MELBOURNE: Australia on Monday warned that there is a "high risk of terror attack" in New Delhi during the Commonwealth Games, while a jittery New Zealand also expressed concerns about the security of its athletes in the wake of a shooting incident in the Indian capital targetting foreigners.

In its latest travel advisory, Australia's Department of Foreign Affairs said, "Australians in New Delhi should be aware that the Commonwealth Games will be held in a security environment where there is a high risk of terrorism."

"Pay close attention to your personal security at all times and monitor the media for information about possible new safety or security risks. Terrorist attacks could occur at any time anywhere in India with little or no warning.

"We continue to receive reporting that terrorists plan to attack public places, including hotels and tourist locations, in New Delhi, Mumbai and other major cities. Terrorists may also be planning attacks against Indian political and security interests," the advisory stated.

Australia's Sports Minister Mark Arbib, also urged the athletes to exercise "extreme caution" during the Games.

"The government travel advice urges Australians to 'exercise a high degree of caution in India, including in New Delhi'. We continue to receive reports of possible terrorist attacks in New Delhi, Mumbai and other cities."

The words of caution came after two Taiwanese tourists were injured in a firing incident in Delhi yesterday. The Games Organisers immediately issued a statement assuring fool-proof security during the Games.

New Zealand Prime Minister John Key said the situation is being monitored but the country remains committed to participating in the Games.

"We are providing the best advice we can to the New Zealand Olympic Committee who have to make that decision by September 24 whether to travel to Delhi or not," Key told 'Radio New Zealand'.

The New Zealand Olympic Committee said information is being sought on yesterday's firing incident.

New Zealand Athletes' Federation chief Rob Nichol, however, said the attack should not trigger panic reaction.

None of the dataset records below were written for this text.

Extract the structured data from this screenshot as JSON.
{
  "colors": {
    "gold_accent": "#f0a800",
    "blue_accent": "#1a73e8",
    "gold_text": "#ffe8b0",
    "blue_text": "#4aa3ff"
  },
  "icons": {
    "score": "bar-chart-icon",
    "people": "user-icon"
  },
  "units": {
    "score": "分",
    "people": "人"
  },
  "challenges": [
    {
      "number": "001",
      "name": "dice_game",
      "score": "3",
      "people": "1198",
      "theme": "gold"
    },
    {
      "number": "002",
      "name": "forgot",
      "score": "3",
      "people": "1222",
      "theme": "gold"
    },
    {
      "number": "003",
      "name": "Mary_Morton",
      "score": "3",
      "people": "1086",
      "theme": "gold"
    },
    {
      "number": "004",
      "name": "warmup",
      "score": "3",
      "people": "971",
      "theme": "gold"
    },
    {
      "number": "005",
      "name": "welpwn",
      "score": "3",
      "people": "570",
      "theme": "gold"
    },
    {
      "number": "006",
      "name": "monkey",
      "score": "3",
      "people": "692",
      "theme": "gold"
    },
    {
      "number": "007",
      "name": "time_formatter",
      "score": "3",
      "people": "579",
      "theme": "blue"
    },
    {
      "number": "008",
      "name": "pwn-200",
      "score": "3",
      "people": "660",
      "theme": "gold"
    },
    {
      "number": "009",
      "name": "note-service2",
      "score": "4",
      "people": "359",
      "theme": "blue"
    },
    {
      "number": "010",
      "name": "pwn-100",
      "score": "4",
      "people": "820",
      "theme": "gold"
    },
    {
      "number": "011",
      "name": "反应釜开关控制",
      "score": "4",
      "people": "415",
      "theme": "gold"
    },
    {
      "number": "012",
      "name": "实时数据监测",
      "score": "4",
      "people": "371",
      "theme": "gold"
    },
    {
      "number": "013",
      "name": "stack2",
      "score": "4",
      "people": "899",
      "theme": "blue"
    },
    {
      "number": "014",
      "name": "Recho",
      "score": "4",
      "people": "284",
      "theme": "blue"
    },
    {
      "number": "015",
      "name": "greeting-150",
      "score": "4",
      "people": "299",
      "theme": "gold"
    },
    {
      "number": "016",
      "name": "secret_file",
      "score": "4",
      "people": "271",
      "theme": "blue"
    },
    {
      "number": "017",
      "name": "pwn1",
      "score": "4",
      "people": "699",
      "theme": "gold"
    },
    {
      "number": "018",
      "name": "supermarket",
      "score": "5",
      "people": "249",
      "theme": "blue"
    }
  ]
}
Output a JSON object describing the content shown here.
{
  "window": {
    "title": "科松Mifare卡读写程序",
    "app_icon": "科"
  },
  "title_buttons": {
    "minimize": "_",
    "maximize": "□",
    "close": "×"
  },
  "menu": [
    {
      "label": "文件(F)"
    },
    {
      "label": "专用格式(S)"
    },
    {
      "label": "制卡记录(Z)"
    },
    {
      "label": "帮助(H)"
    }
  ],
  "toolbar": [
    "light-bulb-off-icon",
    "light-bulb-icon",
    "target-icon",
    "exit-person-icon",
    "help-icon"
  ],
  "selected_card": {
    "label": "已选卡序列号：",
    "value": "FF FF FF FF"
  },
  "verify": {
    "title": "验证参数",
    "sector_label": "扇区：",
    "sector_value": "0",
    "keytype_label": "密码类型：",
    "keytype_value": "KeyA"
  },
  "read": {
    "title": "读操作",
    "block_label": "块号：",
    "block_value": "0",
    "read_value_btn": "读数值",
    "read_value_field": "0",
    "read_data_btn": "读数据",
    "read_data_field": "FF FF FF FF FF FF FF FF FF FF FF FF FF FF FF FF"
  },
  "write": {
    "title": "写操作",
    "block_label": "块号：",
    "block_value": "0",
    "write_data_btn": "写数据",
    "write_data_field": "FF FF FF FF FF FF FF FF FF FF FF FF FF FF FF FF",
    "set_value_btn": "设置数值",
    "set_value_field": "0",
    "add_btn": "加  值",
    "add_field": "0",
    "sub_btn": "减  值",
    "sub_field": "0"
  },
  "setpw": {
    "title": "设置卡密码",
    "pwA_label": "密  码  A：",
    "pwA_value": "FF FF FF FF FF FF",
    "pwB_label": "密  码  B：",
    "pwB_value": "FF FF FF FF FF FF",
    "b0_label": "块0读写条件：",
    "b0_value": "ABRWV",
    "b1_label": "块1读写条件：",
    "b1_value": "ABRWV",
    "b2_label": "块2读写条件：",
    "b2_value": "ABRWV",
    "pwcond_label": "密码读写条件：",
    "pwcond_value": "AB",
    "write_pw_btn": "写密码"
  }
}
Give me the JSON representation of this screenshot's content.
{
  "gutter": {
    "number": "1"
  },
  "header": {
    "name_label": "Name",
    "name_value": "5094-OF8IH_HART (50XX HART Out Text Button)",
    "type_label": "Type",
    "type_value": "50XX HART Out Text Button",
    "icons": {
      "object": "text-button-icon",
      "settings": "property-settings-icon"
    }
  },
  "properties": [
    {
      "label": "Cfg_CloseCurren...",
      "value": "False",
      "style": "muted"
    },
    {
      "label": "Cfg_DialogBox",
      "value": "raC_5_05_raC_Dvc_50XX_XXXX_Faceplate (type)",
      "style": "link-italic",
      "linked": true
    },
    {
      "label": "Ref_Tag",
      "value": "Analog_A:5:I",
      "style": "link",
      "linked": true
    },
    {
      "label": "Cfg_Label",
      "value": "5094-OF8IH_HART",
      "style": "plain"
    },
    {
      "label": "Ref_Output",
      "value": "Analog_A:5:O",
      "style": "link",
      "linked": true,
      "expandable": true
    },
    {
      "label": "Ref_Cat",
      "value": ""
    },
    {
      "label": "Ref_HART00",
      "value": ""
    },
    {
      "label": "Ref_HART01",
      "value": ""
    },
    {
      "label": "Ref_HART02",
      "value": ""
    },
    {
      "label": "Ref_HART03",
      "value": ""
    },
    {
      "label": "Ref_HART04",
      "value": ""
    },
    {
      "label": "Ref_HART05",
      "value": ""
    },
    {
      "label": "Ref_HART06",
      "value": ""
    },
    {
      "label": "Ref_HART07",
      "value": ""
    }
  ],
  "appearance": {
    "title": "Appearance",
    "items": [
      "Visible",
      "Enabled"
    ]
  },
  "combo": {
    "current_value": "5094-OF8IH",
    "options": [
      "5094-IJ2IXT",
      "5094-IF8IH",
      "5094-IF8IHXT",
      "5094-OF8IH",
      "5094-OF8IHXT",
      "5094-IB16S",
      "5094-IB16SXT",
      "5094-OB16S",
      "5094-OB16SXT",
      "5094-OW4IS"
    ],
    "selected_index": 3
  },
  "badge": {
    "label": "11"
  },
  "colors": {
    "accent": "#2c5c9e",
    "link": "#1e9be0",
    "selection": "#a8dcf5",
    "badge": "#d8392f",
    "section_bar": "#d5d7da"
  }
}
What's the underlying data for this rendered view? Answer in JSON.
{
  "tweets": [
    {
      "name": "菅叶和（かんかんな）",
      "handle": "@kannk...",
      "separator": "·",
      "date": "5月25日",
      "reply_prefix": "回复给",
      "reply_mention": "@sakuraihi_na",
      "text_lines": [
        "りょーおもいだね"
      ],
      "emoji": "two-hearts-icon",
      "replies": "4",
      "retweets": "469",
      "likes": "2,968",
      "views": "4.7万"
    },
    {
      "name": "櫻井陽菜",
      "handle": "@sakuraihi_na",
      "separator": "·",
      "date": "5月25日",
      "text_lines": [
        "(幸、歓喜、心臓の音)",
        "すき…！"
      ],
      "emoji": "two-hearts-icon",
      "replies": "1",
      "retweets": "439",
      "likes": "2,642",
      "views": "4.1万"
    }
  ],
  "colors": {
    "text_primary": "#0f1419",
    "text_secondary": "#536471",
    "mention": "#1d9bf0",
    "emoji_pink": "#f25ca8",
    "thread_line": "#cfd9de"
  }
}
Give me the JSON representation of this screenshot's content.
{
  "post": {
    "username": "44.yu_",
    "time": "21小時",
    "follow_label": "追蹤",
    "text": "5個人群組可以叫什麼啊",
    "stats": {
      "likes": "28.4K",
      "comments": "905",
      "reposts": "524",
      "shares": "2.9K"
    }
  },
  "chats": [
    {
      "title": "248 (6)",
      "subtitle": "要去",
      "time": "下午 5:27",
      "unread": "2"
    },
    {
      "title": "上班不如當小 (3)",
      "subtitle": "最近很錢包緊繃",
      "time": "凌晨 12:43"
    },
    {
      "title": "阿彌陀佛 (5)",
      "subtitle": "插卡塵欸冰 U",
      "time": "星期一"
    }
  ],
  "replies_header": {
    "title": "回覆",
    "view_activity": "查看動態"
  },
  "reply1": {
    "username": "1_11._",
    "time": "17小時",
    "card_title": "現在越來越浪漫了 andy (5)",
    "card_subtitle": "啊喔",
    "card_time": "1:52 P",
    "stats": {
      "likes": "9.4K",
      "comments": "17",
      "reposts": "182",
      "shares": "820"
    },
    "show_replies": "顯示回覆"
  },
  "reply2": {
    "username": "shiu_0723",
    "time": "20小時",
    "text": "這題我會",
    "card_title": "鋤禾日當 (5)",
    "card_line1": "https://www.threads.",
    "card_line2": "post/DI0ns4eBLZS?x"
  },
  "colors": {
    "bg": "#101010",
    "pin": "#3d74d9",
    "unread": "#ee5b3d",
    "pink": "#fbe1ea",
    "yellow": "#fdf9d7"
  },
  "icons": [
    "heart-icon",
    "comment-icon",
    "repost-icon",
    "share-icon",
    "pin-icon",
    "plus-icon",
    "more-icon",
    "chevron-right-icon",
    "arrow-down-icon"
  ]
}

"It's important to remain reasonably calm and continue to have a bit of faith in the process," he said.

"It's definitely concerning, but it's not something that should necessarily result in a 180 degree shift. We always plan and ask questions around the worst-case scenario, because the reality is Delhi and India are at high risk of terrorist attack and there is a Commonwealth Games being staged there.

"If the athletes are going to go and if the games are going to go ahead then you have to have security measures in place," he added.